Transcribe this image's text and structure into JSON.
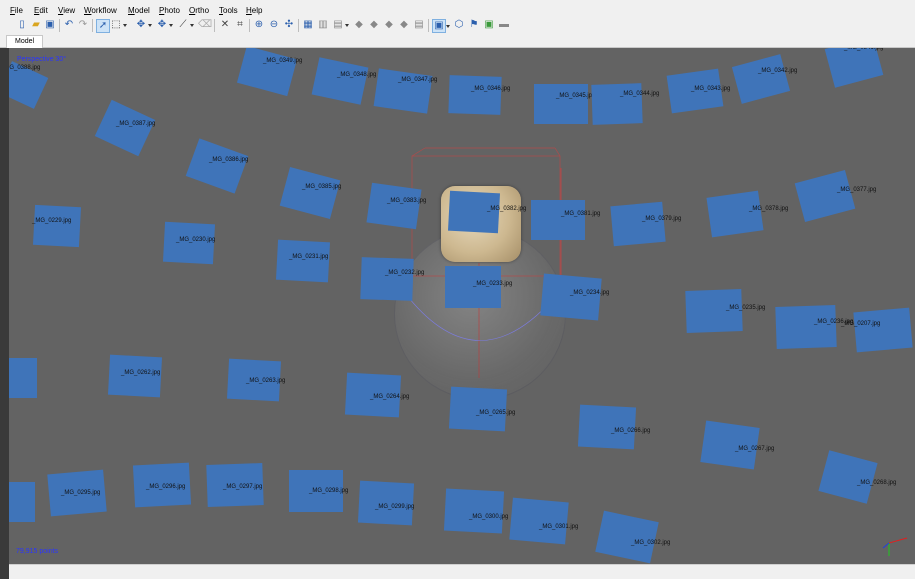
{
  "menu": [
    "File",
    "Edit",
    "View",
    "Workflow",
    "Model",
    "Photo",
    "Ortho",
    "Tools",
    "Help"
  ],
  "tab": "Model",
  "viewport": {
    "mode_label": "Perspective 30°",
    "points_label": "79,915 points"
  },
  "colors": {
    "camera": "#3f74b9",
    "background": "#636363",
    "overlay_text": "#2a35ff"
  },
  "toolbar_icons": [
    "new-icon",
    "open-icon",
    "save-icon",
    "undo-icon",
    "redo-icon",
    "navigation-icon",
    "rect-select-icon",
    "move-object-icon",
    "move-region-icon",
    "move-ruler-icon",
    "eraser-icon",
    "delete-icon",
    "crop-icon",
    "zoom-in-icon",
    "zoom-out-icon",
    "reset-view-icon",
    "show-cameras-icon",
    "grid-icon",
    "show-aligned-icon",
    "point-cloud-icon",
    "dense-cloud-icon",
    "mesh-icon",
    "texture-icon",
    "tiled-icon",
    "region-icon",
    "shapes-icon",
    "markers-icon",
    "display-icon",
    "print-icon"
  ],
  "cameras": [
    {
      "label": "_MG_0388.jpg"
    },
    {
      "label": "_MG_0349.jpg"
    },
    {
      "label": "_MG_0348.jpg"
    },
    {
      "label": "_MG_0347.jpg"
    },
    {
      "label": "_MG_0346.jpg"
    },
    {
      "label": "_MG_0345.jpg"
    },
    {
      "label": "_MG_0344.jpg"
    },
    {
      "label": "_MG_0343.jpg"
    },
    {
      "label": "_MG_0342.jpg"
    },
    {
      "label": "_MG_0341.jpg"
    },
    {
      "label": "_MG_0387.jpg"
    },
    {
      "label": "_MG_0386.jpg"
    },
    {
      "label": "_MG_0385.jpg"
    },
    {
      "label": "_MG_0383.jpg"
    },
    {
      "label": "_MG_0382.jpg"
    },
    {
      "label": "_MG_0381.jpg"
    },
    {
      "label": "_MG_0379.jpg"
    },
    {
      "label": "_MG_0378.jpg"
    },
    {
      "label": "_MG_0377.jpg"
    },
    {
      "label": "_MG_0229.jpg"
    },
    {
      "label": "_MG_0230.jpg"
    },
    {
      "label": "_MG_0231.jpg"
    },
    {
      "label": "_MG_0232.jpg"
    },
    {
      "label": "_MG_0233.jpg"
    },
    {
      "label": "_MG_0234.jpg"
    },
    {
      "label": "_MG_0235.jpg"
    },
    {
      "label": "_MG_0236.jpg"
    },
    {
      "label": "_MG_0207.jpg"
    },
    {
      "label": "_MG_0262.jpg"
    },
    {
      "label": "_MG_0263.jpg"
    },
    {
      "label": "_MG_0264.jpg"
    },
    {
      "label": "_MG_0265.jpg"
    },
    {
      "label": "_MG_0266.jpg"
    },
    {
      "label": "_MG_0267.jpg"
    },
    {
      "label": "_MG_0268.jpg"
    },
    {
      "label": "_MG_0295.jpg"
    },
    {
      "label": "_MG_0296.jpg"
    },
    {
      "label": "_MG_0297.jpg"
    },
    {
      "label": "_MG_0298.jpg"
    },
    {
      "label": "_MG_0299.jpg"
    },
    {
      "label": "_MG_0300.jpg"
    },
    {
      "label": "_MG_0301.jpg"
    },
    {
      "label": "_MG_0302.jpg"
    }
  ]
}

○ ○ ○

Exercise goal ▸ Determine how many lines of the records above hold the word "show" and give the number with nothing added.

Output ▸ 2